Will Thomas: You begin the introduction to your book with the statement: “Science, if it can deliver truth, cannot deliver it at the speed of politics.”  The statement implies certain things about the nature of politics and the nature of science, particularly that politics seeks action where science seeks certainty (i.e. “truth”).  Yet, as Jasanoff has pointed out (say, in her “EPA” piece in the 1992 Osiris), it is politics that demands certainty of science, not science itself.  Science, absent a political imperative, tends to be used for the production of more science, rather than the production of solid claims.  Does science have a tolerance for uncertainty that politics does not?  Can science make legitimate decisions quickly if certainty may be discarded?  Does politics demand certainty (or at least the appearance of it) when taking action?  If not, what constitutes the requirements of a legitimate political decision?
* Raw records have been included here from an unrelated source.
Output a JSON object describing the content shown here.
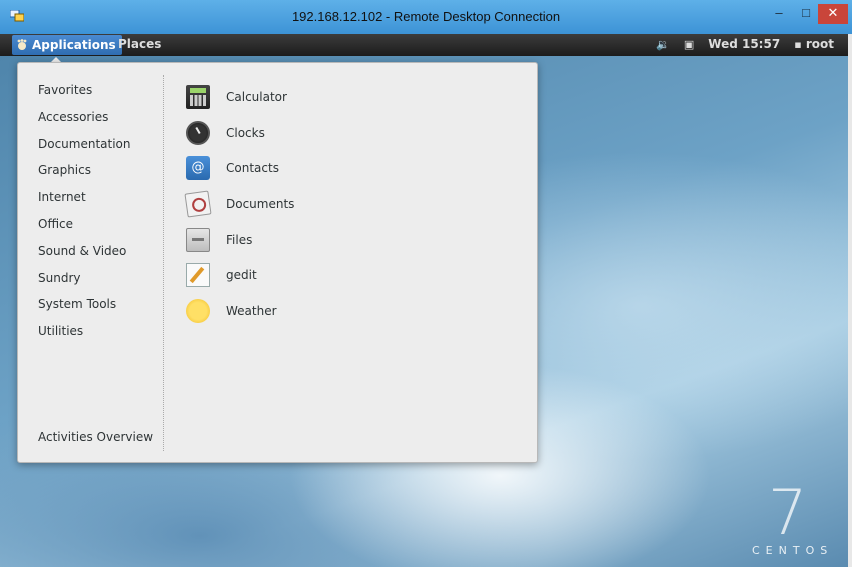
{
  "window": {
    "title": "192.168.12.102 - Remote Desktop Connection",
    "minimize": "–",
    "maximize": "□",
    "close": "✕"
  },
  "panel": {
    "applications_label": "Applications",
    "places_label": "Places",
    "datetime": "Wed 15:57",
    "user": "root"
  },
  "menu": {
    "categories": [
      "Favorites",
      "Accessories",
      "Documentation",
      "Graphics",
      "Internet",
      "Office",
      "Sound & Video",
      "Sundry",
      "System Tools",
      "Utilities"
    ],
    "activities_overview": "Activities Overview",
    "apps": [
      {
        "label": "Calculator",
        "icon": "calculator-icon"
      },
      {
        "label": "Clocks",
        "icon": "clock-icon"
      },
      {
        "label": "Contacts",
        "icon": "contacts-icon"
      },
      {
        "label": "Documents",
        "icon": "documents-icon"
      },
      {
        "label": "Files",
        "icon": "files-icon"
      },
      {
        "label": "gedit",
        "icon": "gedit-icon"
      },
      {
        "label": "Weather",
        "icon": "weather-icon"
      }
    ]
  },
  "desktop": {
    "logo_number": "7",
    "logo_text": "CENTOS"
  }
}
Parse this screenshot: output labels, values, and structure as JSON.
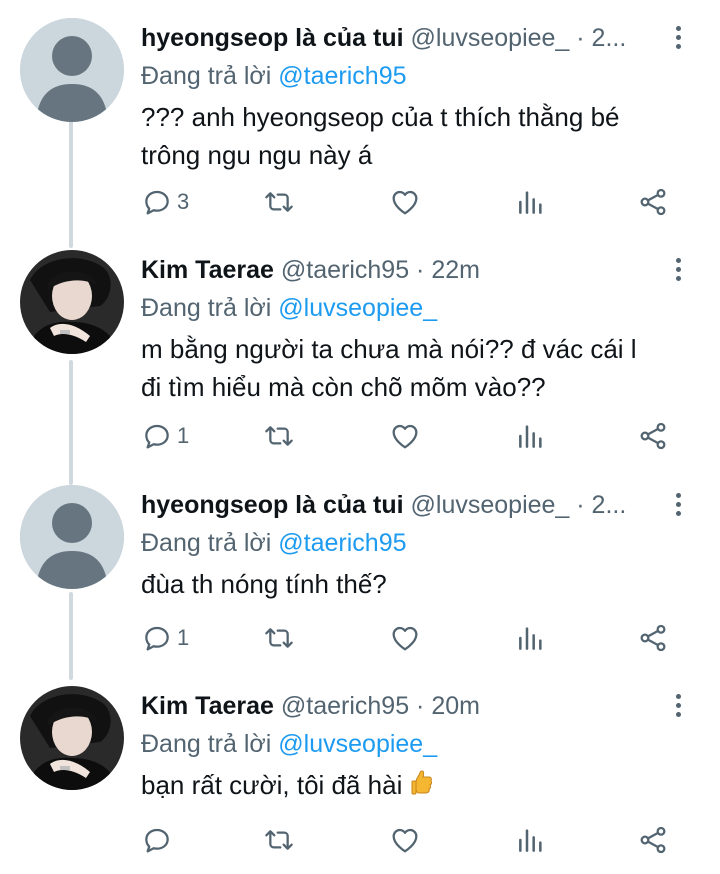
{
  "thread": {
    "replying_prefix": "Đang trả lời",
    "tweets": [
      {
        "author_name": "hyeongseop là của tui",
        "author_handle": "@luvseopiee_ · 2...",
        "reply_to": "@taerich95",
        "text": "??? anh hyeongseop của t thích thằng bé\ntrông ngu ngu này á",
        "reply_count": "3",
        "avatar": "default-avatar"
      },
      {
        "author_name": "Kim Taerae",
        "author_handle": "@taerich95 · 22m",
        "reply_to": "@luvseopiee_",
        "text": "m bằng người ta chưa mà nói?? đ vác cái l\nđi tìm hiểu mà còn chõ mõm vào??",
        "reply_count": "1",
        "avatar": "profile-photo"
      },
      {
        "author_name": "hyeongseop là của tui",
        "author_handle": "@luvseopiee_ · 2...",
        "reply_to": "@taerich95",
        "text": "đùa th nóng tính thế?",
        "reply_count": "1",
        "avatar": "default-avatar"
      },
      {
        "author_name": "Kim Taerae",
        "author_handle": "@taerich95 · 20m",
        "reply_to": "@luvseopiee_",
        "text": "bạn rất cười, tôi đã hài",
        "reply_count": "",
        "avatar": "profile-photo",
        "emoji": "thumbs-up"
      }
    ]
  },
  "colors": {
    "accent": "#1d9bf0",
    "muted": "#536471",
    "thread_line": "#cfd9de"
  },
  "icons": [
    "reply-icon",
    "retweet-icon",
    "like-icon",
    "analytics-icon",
    "share-icon",
    "more-icon"
  ]
}
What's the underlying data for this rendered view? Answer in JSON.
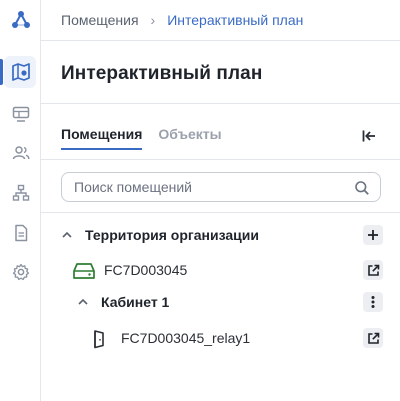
{
  "breadcrumb": {
    "root": "Помещения",
    "separator": "›",
    "current": "Интерактивный план"
  },
  "page": {
    "title": "Интерактивный план"
  },
  "tabs": [
    {
      "label": "Помещения",
      "active": true
    },
    {
      "label": "Объекты",
      "active": false
    }
  ],
  "search": {
    "placeholder": "Поиск помещений",
    "value": ""
  },
  "tree": {
    "root": {
      "label": "Территория организации",
      "expanded": true,
      "action_icon": "plus-icon"
    },
    "device1": {
      "label": "FC7D003045",
      "icon": "router-icon",
      "action_icon": "open-external-icon"
    },
    "room": {
      "label": "Кабинет 1",
      "expanded": true,
      "action_icon": "more-vertical-icon"
    },
    "device2": {
      "label": "FC7D003045_relay1",
      "icon": "door-icon",
      "action_icon": "open-external-icon"
    }
  },
  "sidebar": {
    "items": [
      {
        "icon": "app-logo-icon"
      },
      {
        "icon": "map-icon",
        "active": true
      },
      {
        "icon": "cameras-icon"
      },
      {
        "icon": "users-icon"
      },
      {
        "icon": "structure-icon"
      },
      {
        "icon": "document-icon"
      },
      {
        "icon": "settings-icon"
      }
    ]
  },
  "colors": {
    "accent": "#3a6bc4",
    "device_green": "#2e7d32",
    "text": "#1f242c",
    "muted": "#9aa1ac"
  }
}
Harry Collins and Rob Evans: It is not correct to say that science does not demand certainty of itself.  Thus Collins has spent decades immersed in the gravitational wave detection community and found it to be a community that is obsessed with the certainty of the results.  Collins often finds himself arguing with members of that community because of their hostility to the publication of any finding that is tentative—an argument described more systematically in Gravity’s Shadow as a tension between evidential individualism and evidential collectivism.  Most of the scientists in that field would agree that, unless something remarkable happens, even the first widely accepted published claim to have directly seen the (more…)